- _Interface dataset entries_
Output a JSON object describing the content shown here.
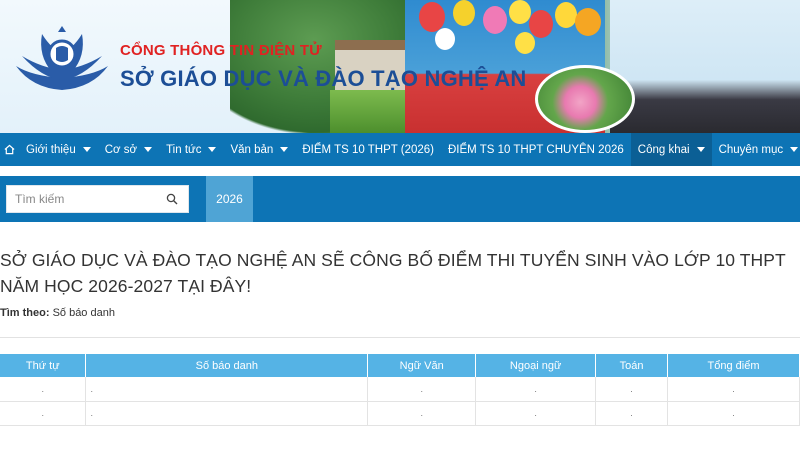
{
  "header": {
    "subtitle": "CỔNG THÔNG TIN ĐIỆN TỬ",
    "title": "SỞ GIÁO DỤC VÀ ĐÀO TẠO NGHỆ AN"
  },
  "nav": {
    "items": [
      {
        "label": "Giới thiệu"
      },
      {
        "label": "Cơ sở"
      },
      {
        "label": "Tin tức"
      },
      {
        "label": "Văn bản"
      },
      {
        "label": "ĐIỂM TS 10 THPT (2026)"
      },
      {
        "label": "ĐIỂM TS 10 THPT CHUYÊN 2026"
      },
      {
        "label": "Công khai"
      },
      {
        "label": "Chuyên mục"
      }
    ]
  },
  "search": {
    "placeholder": "Tìm kiếm",
    "year_tab": "2026"
  },
  "main": {
    "headline": "SỞ GIÁO DỤC VÀ ĐÀO TẠO NGHỆ AN SẼ CÔNG BỐ ĐIỂM THI TUYỂN SINH VÀO LỚP 10 THPT NĂM HỌC 2026-2027 TẠI ĐÂY!",
    "search_by_label": "Tìm theo:",
    "search_by_value": "Số báo danh"
  },
  "table": {
    "headers": [
      "Thứ tự",
      "Số báo danh",
      "Ngữ Văn",
      "Ngoại ngữ",
      "Toán",
      "Tổng điểm"
    ],
    "rows": [
      [
        ".",
        ".",
        ".",
        ".",
        ".",
        "."
      ],
      [
        ".",
        ".",
        ".",
        ".",
        ".",
        "."
      ]
    ]
  },
  "colors": {
    "nav_bg": "#0d74b5",
    "nav_active": "#0b5f95",
    "year_tab": "#4fa4d5",
    "table_header": "#55b3e5",
    "title_blue": "#1c4e96",
    "subtitle_red": "#e02222"
  }
}
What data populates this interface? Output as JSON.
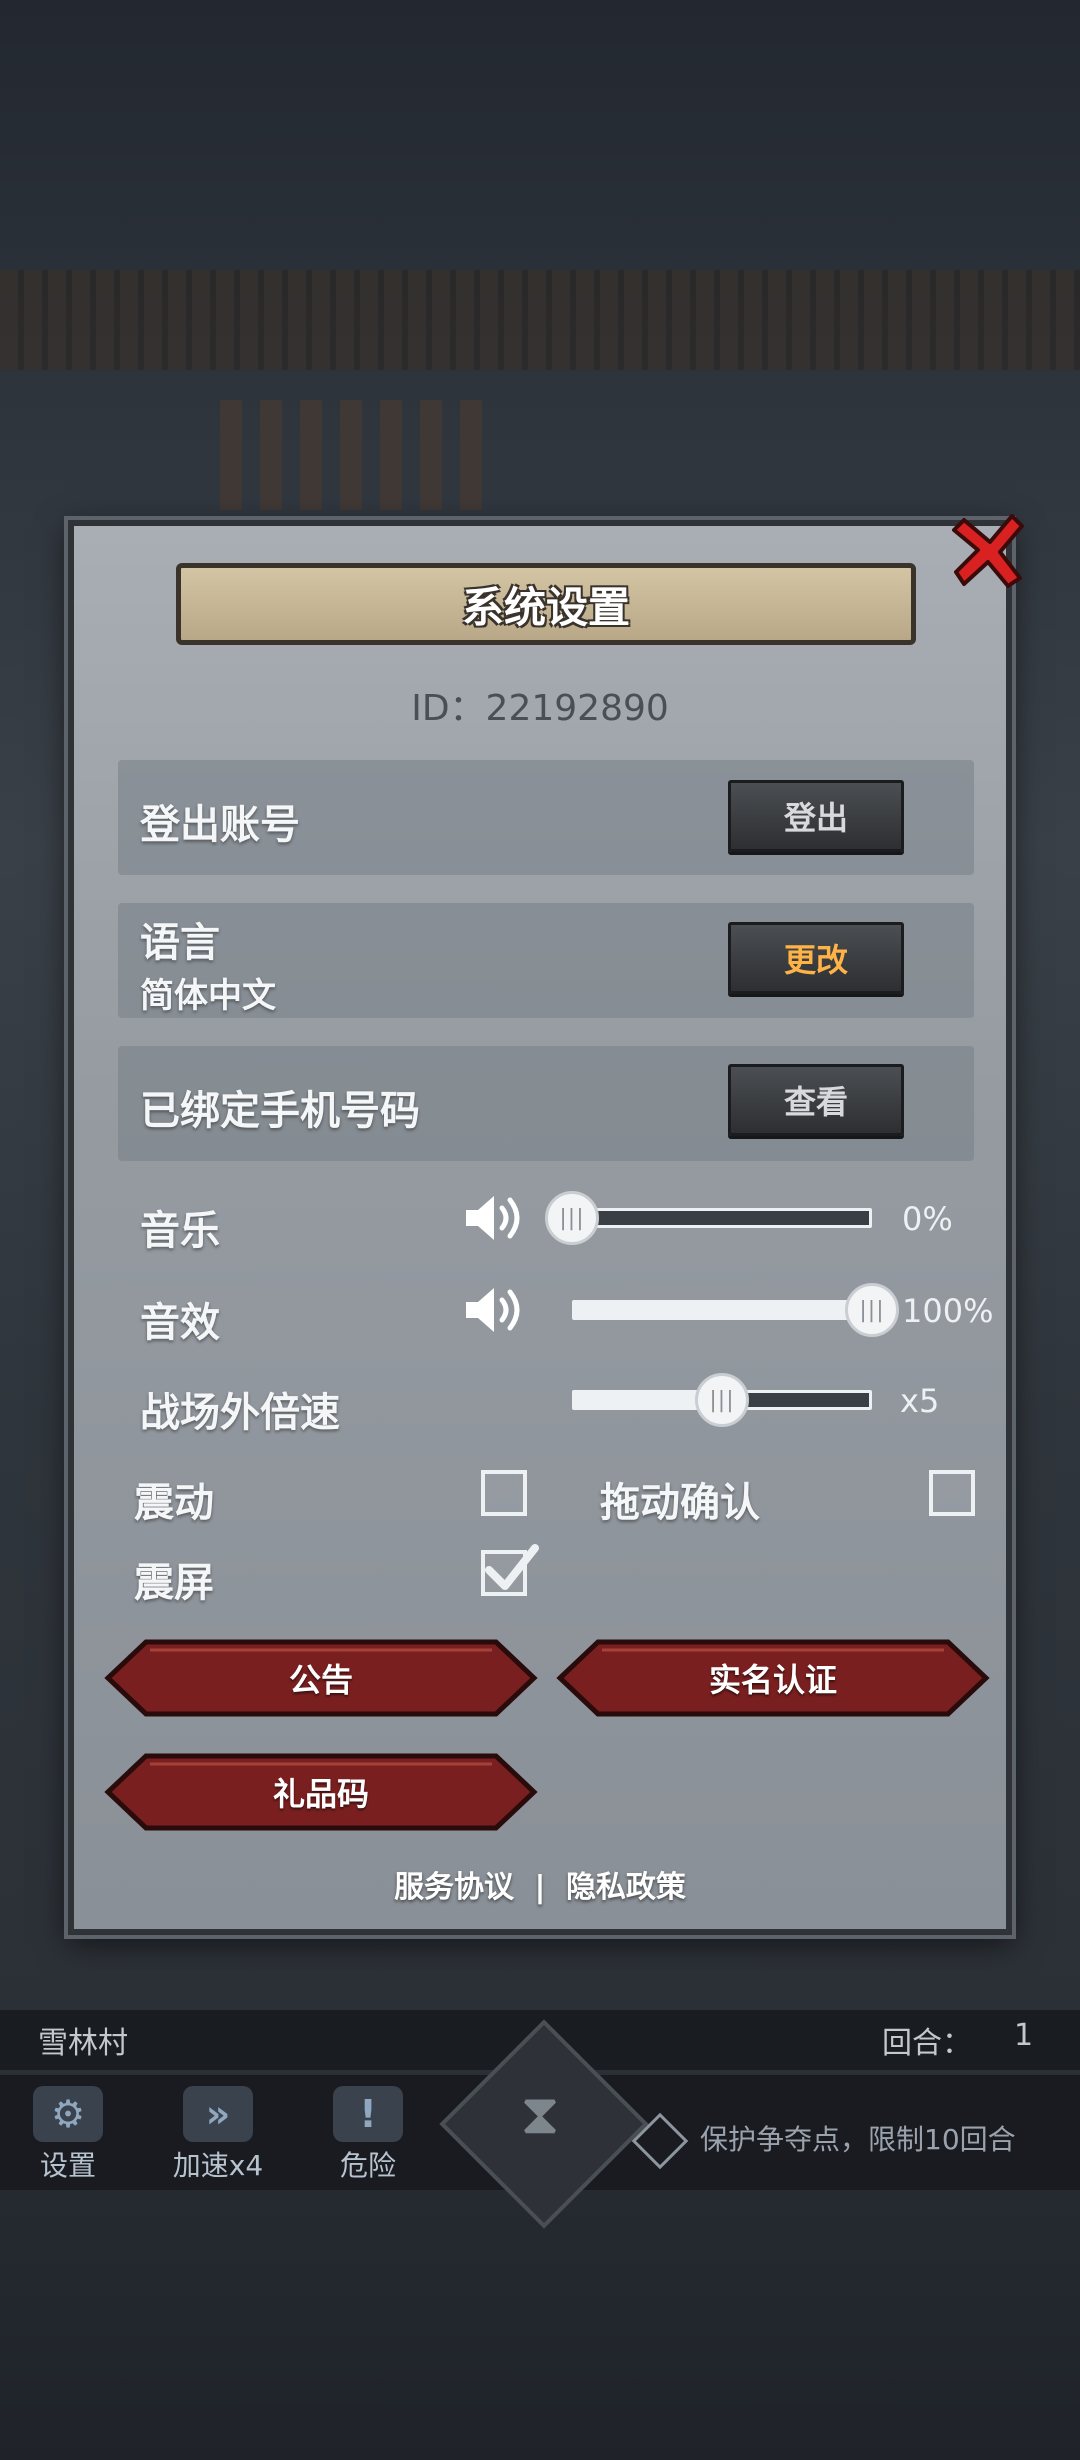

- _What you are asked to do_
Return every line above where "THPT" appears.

- _Exercise solution_
        "label": "ĐIỂM TS 10 THPT (2026)"
        "label": "ĐIỂM TS 10 THPT CHUYÊN 2026"
    "headline": "SỞ GIÁO DỤC VÀ ĐÀO TẠO NGHỆ AN SẼ CÔNG BỐ ĐIỂM THI TUYỂN SINH VÀO LỚP 10 THPT NĂM HỌC 2026-2027 TẠI ĐÂY!",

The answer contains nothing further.